by Susan Reinhardt . photo by Rimas Zailskas
True story: I was in the tub, cell phone on the floor, enjoying a hot bath, when I heard the ding.
Oh, a text. Hmm.
It was from a friend from the past. A guy. And he was telling me all the delicious—and disgusting—things he planned to do to my naked body.
I didn’t answer his sext. Then came another ding. More salacious messages about doing shots on my breasts and other lady parts I won’t mention. Ten minutes later, he realized his huge mistake. He’d sent his horn-dog sexts to the wrong woman. I’ll never feel the same about him. He makes that Anthony Weiner cat look like a monk in meditation.
Is the River Arts District Asheville’s new fashion district? This month, check out three designers and a Shakespeare-themed fashion show.

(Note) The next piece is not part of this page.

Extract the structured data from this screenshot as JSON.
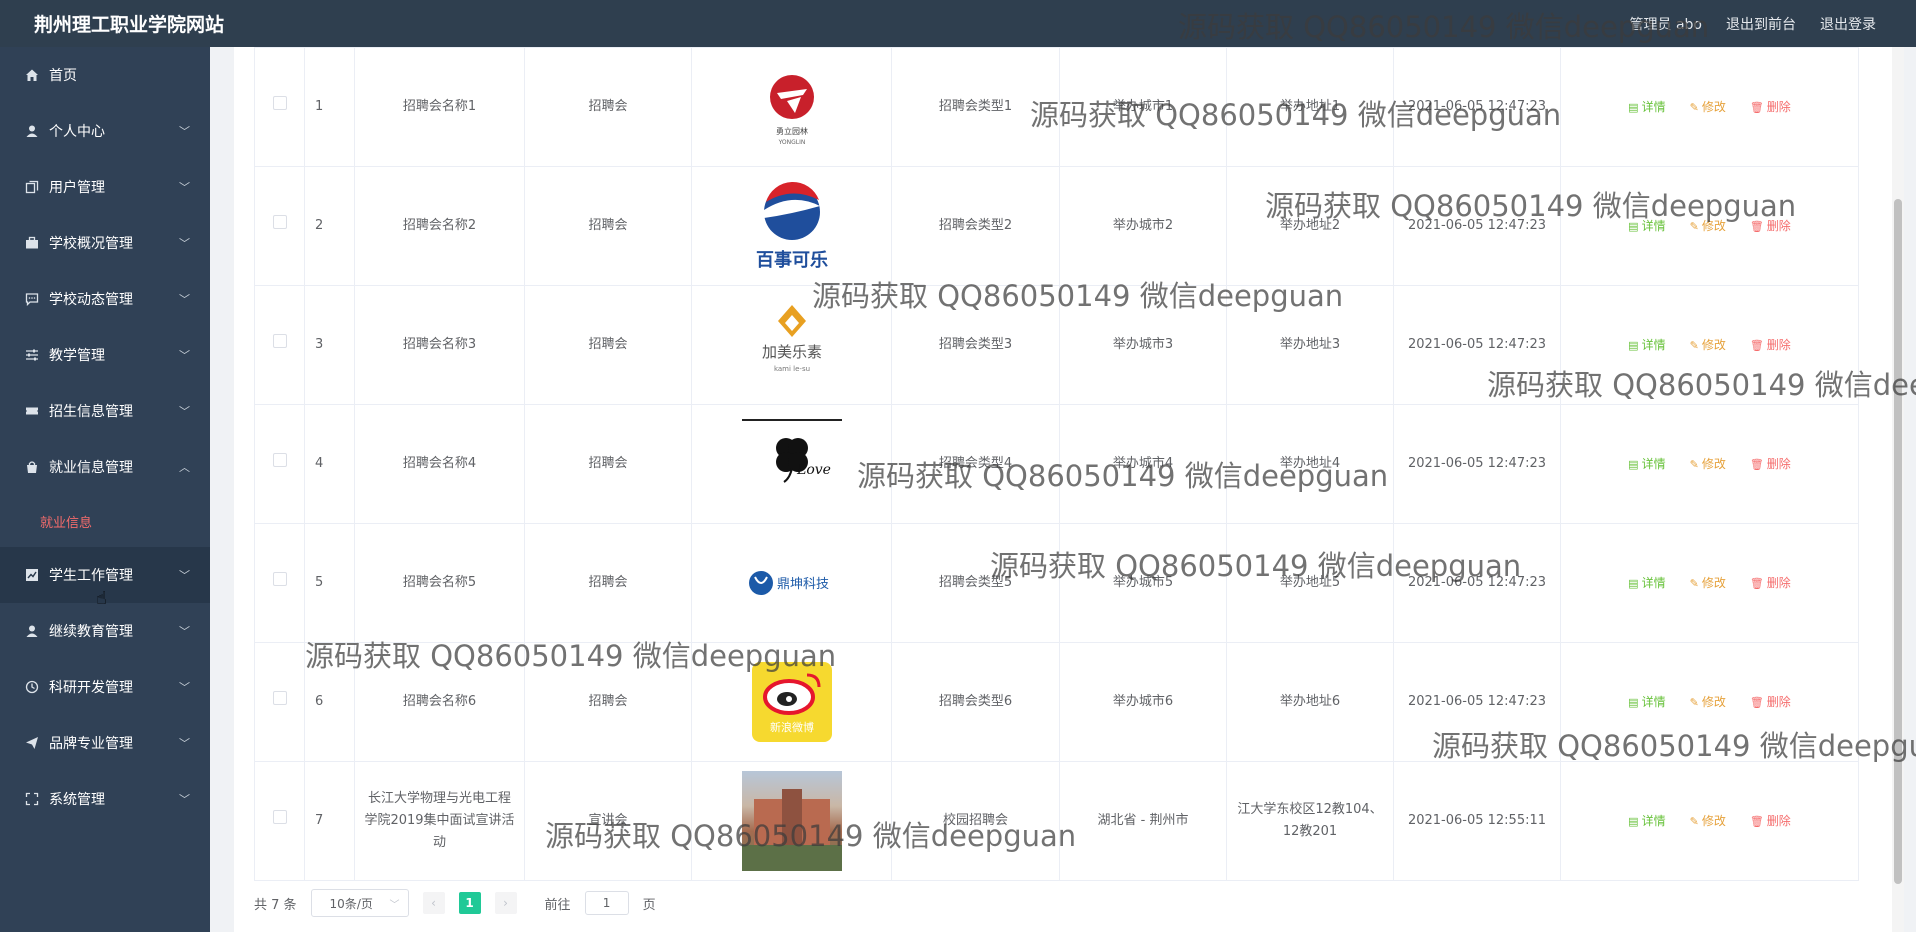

by Olivia Springer
Perhaps it’s difficult to pinpoint Asheville’s fashion epicenter to begin with. Lexington Avenue? Haywood Street? Wherever it is, a handful of River Arts District designers want to direct your attention to what they call “fashion on the fringes”—the scene that’s emerging from studios in the River Arts District. On August 6, the Artery Gallery at the Asheville Area Arts Council’s outpost in the RAD will host a fashion show and month-long exhibit, Immersion, showing clothing by two designers, Stina Andersen of ARTeries and Kristina Benshoff of Provocation. The Roberts Street designer Moe Donnelly also has an opening show in the Phil Mechanic’s Pump Gallery on August 6.
National Honeybee Day is this month. One local group is drawing global attention to disappearing bee colonies. Another wants you to send them your honey.
by Olivia Springer
August 20 is National Honeybee Day. Who knew there was such a holiday? But there is, and beekeeping is big in WNC. So we checked in with several local beekeepers, many of whom were so busy tending to bees that they hadn’t planned special events to mark the occasion. Still, some had set aside their hats and gloves long enough to start working on interesting projects. N’ann Harp’s organization, Friends of Honeybees, has a slew of high-profile bee-saving efforts in the works, including a screening of the film Vanishing of the Bees for children from all 50 states at the UN in New York City early next year. The film focuses on Colony Collapse Disorder, a honeybee die-off that hit North American colonies hard starting in 2006.
Happy 80th, Grannie. I can’t wait for mine.
My Grandma Bonnie turns 80 this month. I’m looking forward to driving back home to Missouri for the party in her honor, and also to the day when I’m 80 myself. One of my favorite novelists, E. Annie Proulx, once told an interviewer that, as she aged, she became pleasantly invisible. Sidling up next to people in diners or bars, no one paid much attention to the Pulitzer Prize-winning writer—which meant she could observe them and take notes however she liked. “This is great, this is great!” she told the New York Times in 1994, at age 59. “Especially when your main desire in life is to find out things and overhear.”
No one wants to be invisible all the time. In fact, I love walking down the street in Asheville feeling like I know many people and they know me. But I am looking forward to aging as gracefully as my grandma, and Annie Proulx, too. Bonnie has lived in Missouri all her life but traveled far and absorbed much, whisking me away to Israel when I was 7 and flying with my sisters to New York City when she was 70 and I was 22. She is in nearly perfect health, which she attributes to lots of black coffee and prayer.
I just celebrated a birthday in late July, and a few other close women friends, including VERVE’s Laura Miklowitz, celebrate late-summer birthdays. Happy birthday, all you Leos. Rather than dreading birthdays in my 30s, I’ll start looking forward to 80, when I can only hope to be as healthy, wise and well-read as my friends.